Top three tips for women in self-employment
Inna Yordanova, Senior Researcher at our sister company The Association of Independent Professionals and the Self-Employed (IPSE), recently released a report on women in self-employment. Here are her top tips for female freelancers.
More women than ever have entered self-employment in the last ten years. In fact, the number of women in self-employment reached a record high at the end of 2019. Our research found this is because women want greater control over when, where and how they work, and overall better work-life balance.
While research by IPSE showed that self-employed women report high levels of satisfaction with their working life, it also found that they are more likely to experience challenges, and have greater support needs than men.
From this research, we have developed some top tips on how women in self-employment can be successful:
1. Don’t undervalue your work
Our analysis shows a considerable gender pay gap in self-employment, which could potentially be related to the fact that a higher proportion of self-employed women have trouble finding work than men. The main reason for this is that women report not knowing how much to charge.
Setting your day rates at the correct level is essential to allow you to control your income over the year. While charging high rates can lead to fear of losing clients, undervaluing your work could be even more dangerous.
There are a couple of things you can do if you’re unsure of how much to charge your clients. A good first step is to do some online research on how much your competitors charge, especially if you’re new to self-employment. Other measures that might help include asking for a high rate first so that you are able to negotiate with your client. Make sure to review your day rate on a regular basis to account for any new experience gained.
Whatever strategy you choose, you should always remember to account for work-related expenses such as sick and holiday pay, as well as training and equipment costs, when setting your rates.
2. Train and upskill yourself
IPSE’s research found that self-employed women are more likely than men to admit that training would be useful to them in areas ranging from setting up their business to taxes and bookkeeping.

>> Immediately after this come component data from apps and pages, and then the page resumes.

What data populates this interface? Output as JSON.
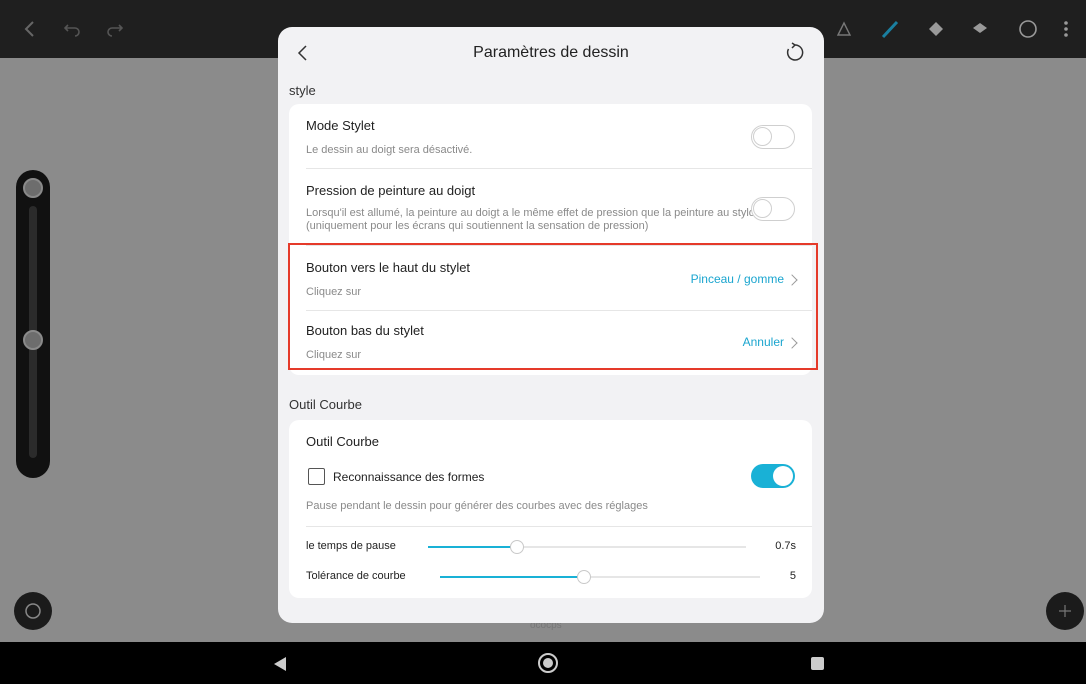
{
  "dialog": {
    "title": "Paramètres de dessin",
    "style_section": {
      "label": "style",
      "rows": [
        {
          "title": "Mode Stylet",
          "subtitle": "Le dessin au doigt sera désactivé.",
          "toggle": false
        },
        {
          "title": "Pression de peinture au doigt",
          "subtitle": "Lorsqu'il est allumé, la peinture au doigt a le même effet de pression que la peinture au stylo (uniquement pour les écrans qui soutiennent la sensation de pression)",
          "toggle": false
        },
        {
          "title": "Bouton vers le haut du stylet",
          "subtitle": "Cliquez sur",
          "value": "Pinceau / gomme"
        },
        {
          "title": "Bouton bas du stylet",
          "subtitle": "Cliquez sur",
          "value": "Annuler"
        }
      ]
    },
    "curve_section": {
      "label": "Outil Courbe",
      "card_title": "Outil Courbe",
      "shape_recognition": {
        "label": "Reconnaissance des formes",
        "checked": false,
        "toggle": true
      },
      "description": "Pause pendant le dessin pour générer des courbes avec des réglages",
      "sliders": [
        {
          "label": "le temps de pause",
          "value_text": "0.7s",
          "fraction": 0.28
        },
        {
          "label": "Tolérance de courbe",
          "value_text": "5",
          "fraction": 0.45
        }
      ]
    }
  },
  "behind_text": "ococps",
  "colors": {
    "accent": "#19b1d6",
    "highlight": "#e53a2a"
  },
  "icons": [
    "back-arrow-icon",
    "undo-icon",
    "redo-icon",
    "chevron-left-icon",
    "reset-icon",
    "chevron-right-icon",
    "brush-icon",
    "eraser-icon",
    "layers-icon",
    "color-circle-icon",
    "more-icon",
    "pencil-icon",
    "opacity-icon",
    "collapse-icon",
    "nav-back-icon",
    "nav-home-icon",
    "nav-recents-icon"
  ]
}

Investing in training could help expand your skill set and strengthen your client base, which in turn could increase your earning potential and provide an income that allows for a better lifestyle and enables you to save.
3. Use workhubs and co-working spaces
Our research also found that freelance women are more likely than men to say they enjoy the flexibility remote working allows. However, a quarter of them (25%) say they feel lonely as a result of working remotely.
Using co-working spaces and workhubs could help resolve issues of loneliness and isolation as they can increase co-operation and encourage freelancers to share ideas and resources. Some co-working spaces also have care facilities which could be particularly useful for the 600,000 freelance working mothers in the UK, whose numbers continue to increase year to year.